Title: The Greatest Thing
Author/Illustrator: Sarah Winifred Searle
Published: May 2022
Publisher: Allen and Unwin
Readership: Young Adult
Format: Graphic Novel
Content Warnings: Depression, insomnia, eating disorder, self-harm
I received a copy of The Greatest Thing from the publishers for review. All thoughts and opinions are my own.
This tender YA comic is perfect for fans of Raina Telgemeier’s Drama and Shannon Hale and LeUyen Pham’s Real Friends who are ready to graduate to their first teen graphic novel.
It’s the first day of Grade Ten, and Winifred is going to reinvent herself. Now that her two best (and only) friends have transferred to a private school, Win must navigate high school on her own. Luckily, she isn’t alone for long. In art class, she meets Oscar and April. They don’t look or act like the typical teenagers in her town: they’re creative, a little rebellious and seem comfortable in their own skin in a way that Win can only dream of.
But even though Winifred is breaking out of her shell, there’s one secret she can’t bear to admit to April and Oscar, or even to herself – and this lie threatens everything. Win needs to face her own truths, but she doesn’t need to do it alone. Through the healing power of clandestine sleepovers, op-shopping and zine publishing, Win finds and accepts what it means to be herself.

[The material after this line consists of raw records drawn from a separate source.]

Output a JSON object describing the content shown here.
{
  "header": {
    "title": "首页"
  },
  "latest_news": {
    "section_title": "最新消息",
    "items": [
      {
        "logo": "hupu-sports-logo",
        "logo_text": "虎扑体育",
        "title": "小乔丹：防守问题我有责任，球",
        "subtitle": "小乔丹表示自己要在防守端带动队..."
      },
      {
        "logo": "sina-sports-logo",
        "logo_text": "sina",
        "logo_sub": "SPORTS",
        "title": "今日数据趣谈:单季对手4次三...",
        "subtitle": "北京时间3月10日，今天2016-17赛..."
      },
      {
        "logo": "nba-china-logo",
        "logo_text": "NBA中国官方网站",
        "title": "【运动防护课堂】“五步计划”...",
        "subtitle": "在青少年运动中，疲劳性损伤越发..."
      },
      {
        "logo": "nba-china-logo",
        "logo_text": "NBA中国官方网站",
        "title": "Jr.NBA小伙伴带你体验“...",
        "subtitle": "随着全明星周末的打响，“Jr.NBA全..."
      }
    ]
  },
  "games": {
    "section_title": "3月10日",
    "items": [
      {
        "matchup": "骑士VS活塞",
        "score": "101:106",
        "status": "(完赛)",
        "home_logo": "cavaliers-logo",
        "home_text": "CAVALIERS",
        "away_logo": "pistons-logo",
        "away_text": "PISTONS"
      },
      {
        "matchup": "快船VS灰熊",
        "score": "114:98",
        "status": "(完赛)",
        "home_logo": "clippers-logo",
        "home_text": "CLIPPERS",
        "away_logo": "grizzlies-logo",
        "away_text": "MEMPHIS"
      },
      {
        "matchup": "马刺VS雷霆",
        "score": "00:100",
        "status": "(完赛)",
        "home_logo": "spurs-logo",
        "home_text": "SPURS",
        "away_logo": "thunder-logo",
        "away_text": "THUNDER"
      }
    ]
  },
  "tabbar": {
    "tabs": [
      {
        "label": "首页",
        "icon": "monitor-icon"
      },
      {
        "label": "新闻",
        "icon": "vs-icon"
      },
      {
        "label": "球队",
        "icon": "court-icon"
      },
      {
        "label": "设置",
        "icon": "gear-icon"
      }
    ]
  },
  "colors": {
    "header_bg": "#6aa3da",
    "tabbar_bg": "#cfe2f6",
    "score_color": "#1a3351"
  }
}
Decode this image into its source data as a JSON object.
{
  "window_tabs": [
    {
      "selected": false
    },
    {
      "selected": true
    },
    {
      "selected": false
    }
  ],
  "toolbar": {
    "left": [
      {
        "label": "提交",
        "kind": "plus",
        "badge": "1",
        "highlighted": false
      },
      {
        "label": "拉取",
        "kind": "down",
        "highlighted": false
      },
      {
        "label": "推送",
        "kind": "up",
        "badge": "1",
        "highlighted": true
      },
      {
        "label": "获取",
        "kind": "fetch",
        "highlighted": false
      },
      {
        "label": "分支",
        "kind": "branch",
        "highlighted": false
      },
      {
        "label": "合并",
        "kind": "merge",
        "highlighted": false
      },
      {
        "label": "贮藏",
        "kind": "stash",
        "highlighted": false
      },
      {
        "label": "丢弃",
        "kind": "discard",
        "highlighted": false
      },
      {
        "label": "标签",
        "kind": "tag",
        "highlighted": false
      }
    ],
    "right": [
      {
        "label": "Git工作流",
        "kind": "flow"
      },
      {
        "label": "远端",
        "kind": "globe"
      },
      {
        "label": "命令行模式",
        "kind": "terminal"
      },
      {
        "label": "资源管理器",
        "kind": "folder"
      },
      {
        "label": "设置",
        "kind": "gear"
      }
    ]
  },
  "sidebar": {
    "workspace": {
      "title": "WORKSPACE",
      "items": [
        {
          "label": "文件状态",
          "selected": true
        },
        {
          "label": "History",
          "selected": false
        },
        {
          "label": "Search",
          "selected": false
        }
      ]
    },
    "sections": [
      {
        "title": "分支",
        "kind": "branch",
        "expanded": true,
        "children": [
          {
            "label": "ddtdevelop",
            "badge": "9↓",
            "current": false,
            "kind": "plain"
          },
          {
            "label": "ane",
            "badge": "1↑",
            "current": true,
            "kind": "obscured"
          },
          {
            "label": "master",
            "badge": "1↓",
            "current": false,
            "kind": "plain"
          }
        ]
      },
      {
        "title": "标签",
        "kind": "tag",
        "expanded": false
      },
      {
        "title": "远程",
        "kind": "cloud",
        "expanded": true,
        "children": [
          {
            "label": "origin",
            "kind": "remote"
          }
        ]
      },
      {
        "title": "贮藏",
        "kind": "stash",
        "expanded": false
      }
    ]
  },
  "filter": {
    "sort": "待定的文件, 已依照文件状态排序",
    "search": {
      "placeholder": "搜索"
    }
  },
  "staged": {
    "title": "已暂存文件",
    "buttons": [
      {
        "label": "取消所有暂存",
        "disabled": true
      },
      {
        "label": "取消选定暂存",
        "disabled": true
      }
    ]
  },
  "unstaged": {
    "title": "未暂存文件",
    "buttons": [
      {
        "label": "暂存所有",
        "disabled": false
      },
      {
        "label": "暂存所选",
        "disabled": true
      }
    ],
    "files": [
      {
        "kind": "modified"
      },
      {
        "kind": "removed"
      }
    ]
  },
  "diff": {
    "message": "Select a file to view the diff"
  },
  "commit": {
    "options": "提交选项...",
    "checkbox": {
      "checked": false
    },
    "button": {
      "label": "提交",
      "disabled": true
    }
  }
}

Winifred’s starting her sophomore year of high school without her two best friends – who’ve moved to a new school – and she needs to adjust to being on her own… although this doesn’t last long. She meets Oscar and April, two students in an art class, and the bond over the things they have in common, most important of which is the fact that they don’t quite fit in with everyone else. But all three of them have secrets and even though her new friends begin to confide in her, Winifred is hesitant to share hers.
This is a very powerful coming of age story that the author notes is based on some of their own experiences. It’s a very relatable story of feeling like you don’t fit in, trying to find peers that you relate to and growing up. The characters are all very relatable, and there’s a nuance to the way their friendship flows and ebbs throughout the story. No single character is perfect – their flaws, imperfections and character growth shines through the whole book.
Winifred is a plus-size, queer artist who is beginning to find herself in her artwork, and she’s assisted in producing a zine alongside her newfound friends Oscar and April. Her choices throughout the book don’t always lead her to her expected outcomes, and while not everything is easy, she works her way through them to the end of the story. So while the story is often sombre, there are moments of brightness that lend it some positivity.
The artwork in this graphic novel is beautiful and the emotions come through in the character art. I loved the addition of the comic within a comic and Winifred and Oscar co-create a zine, with the extra storyline adding to the main narrative.
I love that there is a strong emphasis on art being an outlet for people and for adults seeing that need and advocating for students in this story as well.